Eighty-four percent of people struggle with irrational fear, according to an article in PRNewswire. Whether it’s worrying about losing our jobs, failing as a parent, or getting dementia, fear haunts us like a ghost underneath our beds.
Some call this irrational fear “anxiety.” It usually attacks our sense of security. Do I have enough money? Will my partner abandon me? Did I remember to blow the candle out? Will I go to heaven?
Some fears are healthy. They remind us to look both ways before crossing a street. They nudge us to avoid a growling dog. They help us steer clear of unhealthy relationships.

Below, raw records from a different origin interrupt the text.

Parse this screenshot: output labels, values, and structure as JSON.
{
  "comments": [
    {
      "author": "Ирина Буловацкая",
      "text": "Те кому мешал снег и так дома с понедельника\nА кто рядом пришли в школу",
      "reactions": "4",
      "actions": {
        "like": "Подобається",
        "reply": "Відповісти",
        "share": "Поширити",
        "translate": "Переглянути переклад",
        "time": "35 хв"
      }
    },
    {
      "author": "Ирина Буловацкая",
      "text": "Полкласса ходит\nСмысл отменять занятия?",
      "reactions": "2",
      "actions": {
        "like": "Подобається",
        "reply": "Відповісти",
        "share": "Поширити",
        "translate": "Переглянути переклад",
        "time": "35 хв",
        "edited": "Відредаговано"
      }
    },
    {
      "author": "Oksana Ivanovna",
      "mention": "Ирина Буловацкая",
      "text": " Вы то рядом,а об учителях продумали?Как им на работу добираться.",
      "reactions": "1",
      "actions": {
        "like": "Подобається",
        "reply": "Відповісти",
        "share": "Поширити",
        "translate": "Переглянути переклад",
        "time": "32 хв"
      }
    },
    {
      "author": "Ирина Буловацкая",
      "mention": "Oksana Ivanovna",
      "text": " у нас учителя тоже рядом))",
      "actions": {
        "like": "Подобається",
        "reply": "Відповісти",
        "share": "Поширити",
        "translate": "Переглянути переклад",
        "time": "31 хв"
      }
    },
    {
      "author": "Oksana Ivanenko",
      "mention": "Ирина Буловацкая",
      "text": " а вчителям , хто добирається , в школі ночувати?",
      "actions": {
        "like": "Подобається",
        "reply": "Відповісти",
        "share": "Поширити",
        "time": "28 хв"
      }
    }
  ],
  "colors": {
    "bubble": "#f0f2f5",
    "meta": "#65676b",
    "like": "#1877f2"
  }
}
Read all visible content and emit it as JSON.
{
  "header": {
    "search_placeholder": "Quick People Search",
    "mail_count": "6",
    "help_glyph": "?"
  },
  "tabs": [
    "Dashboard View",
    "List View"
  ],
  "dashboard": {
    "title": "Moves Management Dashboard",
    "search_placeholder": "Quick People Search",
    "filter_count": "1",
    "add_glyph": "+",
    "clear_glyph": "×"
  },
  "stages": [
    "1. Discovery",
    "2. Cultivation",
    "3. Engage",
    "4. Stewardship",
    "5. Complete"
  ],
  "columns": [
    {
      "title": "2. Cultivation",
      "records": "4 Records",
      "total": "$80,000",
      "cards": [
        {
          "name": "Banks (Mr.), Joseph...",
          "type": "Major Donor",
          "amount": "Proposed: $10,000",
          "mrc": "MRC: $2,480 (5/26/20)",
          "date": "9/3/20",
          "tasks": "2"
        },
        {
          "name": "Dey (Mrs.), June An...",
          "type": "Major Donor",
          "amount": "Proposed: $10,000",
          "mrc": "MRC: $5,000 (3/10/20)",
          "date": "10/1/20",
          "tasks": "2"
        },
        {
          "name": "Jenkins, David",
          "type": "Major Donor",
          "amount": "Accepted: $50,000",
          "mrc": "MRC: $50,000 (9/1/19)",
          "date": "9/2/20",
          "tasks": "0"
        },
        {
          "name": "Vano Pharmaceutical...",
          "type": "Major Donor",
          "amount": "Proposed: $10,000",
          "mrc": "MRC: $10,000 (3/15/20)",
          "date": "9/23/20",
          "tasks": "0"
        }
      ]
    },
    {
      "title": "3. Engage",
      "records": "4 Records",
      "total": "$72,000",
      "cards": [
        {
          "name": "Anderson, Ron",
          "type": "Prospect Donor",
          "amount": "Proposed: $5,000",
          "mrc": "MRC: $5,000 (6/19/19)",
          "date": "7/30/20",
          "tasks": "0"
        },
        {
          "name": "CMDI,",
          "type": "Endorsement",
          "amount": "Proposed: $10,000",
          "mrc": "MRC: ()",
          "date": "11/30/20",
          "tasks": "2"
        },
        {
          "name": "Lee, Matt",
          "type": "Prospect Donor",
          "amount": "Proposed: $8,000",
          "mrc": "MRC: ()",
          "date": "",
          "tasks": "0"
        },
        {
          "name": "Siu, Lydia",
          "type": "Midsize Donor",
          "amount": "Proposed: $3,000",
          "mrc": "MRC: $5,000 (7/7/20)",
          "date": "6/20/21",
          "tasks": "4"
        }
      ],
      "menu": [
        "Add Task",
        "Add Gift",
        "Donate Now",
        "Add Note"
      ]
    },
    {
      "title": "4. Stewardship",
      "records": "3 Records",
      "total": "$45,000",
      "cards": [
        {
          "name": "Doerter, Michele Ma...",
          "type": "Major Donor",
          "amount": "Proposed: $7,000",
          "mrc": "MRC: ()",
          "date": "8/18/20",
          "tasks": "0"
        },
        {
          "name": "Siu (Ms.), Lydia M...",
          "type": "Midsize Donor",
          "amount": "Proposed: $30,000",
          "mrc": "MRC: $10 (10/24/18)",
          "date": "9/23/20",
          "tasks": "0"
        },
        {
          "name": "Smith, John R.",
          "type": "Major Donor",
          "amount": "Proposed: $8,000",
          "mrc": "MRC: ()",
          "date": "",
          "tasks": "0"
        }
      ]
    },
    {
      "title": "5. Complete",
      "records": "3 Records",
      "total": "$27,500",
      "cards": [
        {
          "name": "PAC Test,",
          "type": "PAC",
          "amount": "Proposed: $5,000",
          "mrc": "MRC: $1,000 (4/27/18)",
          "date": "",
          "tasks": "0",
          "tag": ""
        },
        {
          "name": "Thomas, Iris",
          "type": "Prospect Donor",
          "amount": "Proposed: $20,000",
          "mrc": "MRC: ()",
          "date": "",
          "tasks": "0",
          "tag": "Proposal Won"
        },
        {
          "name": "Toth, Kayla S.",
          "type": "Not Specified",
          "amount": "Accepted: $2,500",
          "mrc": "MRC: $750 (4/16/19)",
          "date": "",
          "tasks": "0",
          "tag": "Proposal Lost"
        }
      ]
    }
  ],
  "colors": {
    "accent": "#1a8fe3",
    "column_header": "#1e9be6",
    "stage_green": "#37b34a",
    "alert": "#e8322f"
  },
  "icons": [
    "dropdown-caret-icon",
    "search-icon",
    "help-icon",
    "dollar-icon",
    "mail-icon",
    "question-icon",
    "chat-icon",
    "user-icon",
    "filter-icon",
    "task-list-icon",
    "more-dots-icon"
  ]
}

“A little healthy skepticism about activities that could be hazardous and a desire to not make errors is good sense, but when that becomes an inhibiting fear or a dogged refusal to embrace new things in spite of good evidence for adopting change, then it becomes an issue,” said Gytis Barzdukas, a guru at the tech company Mozy.
The other day I asked a buddy, Ralph, if he felt fear every day like I do. I wondered if I were a freak or just a normal guy with a head full of hidden ghosts like most people.
“Sure. Everyone experiences fear,” Ralph replied. “But I’ve found a simple way to quiet my irrational fears. When I’m filled with anxiety or overwhelmed by the what-ifs in my head, I remind myself my basic needs are met. I have sufficient food, water, and shelter, as well as people I love and who love me. I remember I’m safe.”
Ralph created an acronym for the word “SAFE” that helps calm an anxious mind. Here it is:
(S)ecure—My basic needs are met. I have enough money to pay for groceries and other necessities, a roof to cover me at night, and a handful of people who love me.
(A)ware—I’m aware of my need for God. I know life is a team sport with me as the player and the Creator as my coach. Together we travel the ups and downs of life.
(F)ull—My life is full, not just busy. I have meaningful purpose, whether it’s through my job, the volunteer work I do, or the loved ones I serve.
(E)volving—I am growing and learning. I face each day with a beginner’s mind, trusting life is my teacher and I am a student in the classroom of learning how to love myself, others, and God.
I love Ralph’s simple “I’m safe” wisdom. I wish I could wave a magic wand so I’d never be afraid again. But maybe fear is the rocket fuel of courage. Reminding myself I’m safe propels me through fear into the deep space of inner courage.
Like Ralph, when irrational fears raise their ghost-like head, maybe I can let the Creator gently nudge me and ask the simple question, “Are you safe?”
—brian j plachta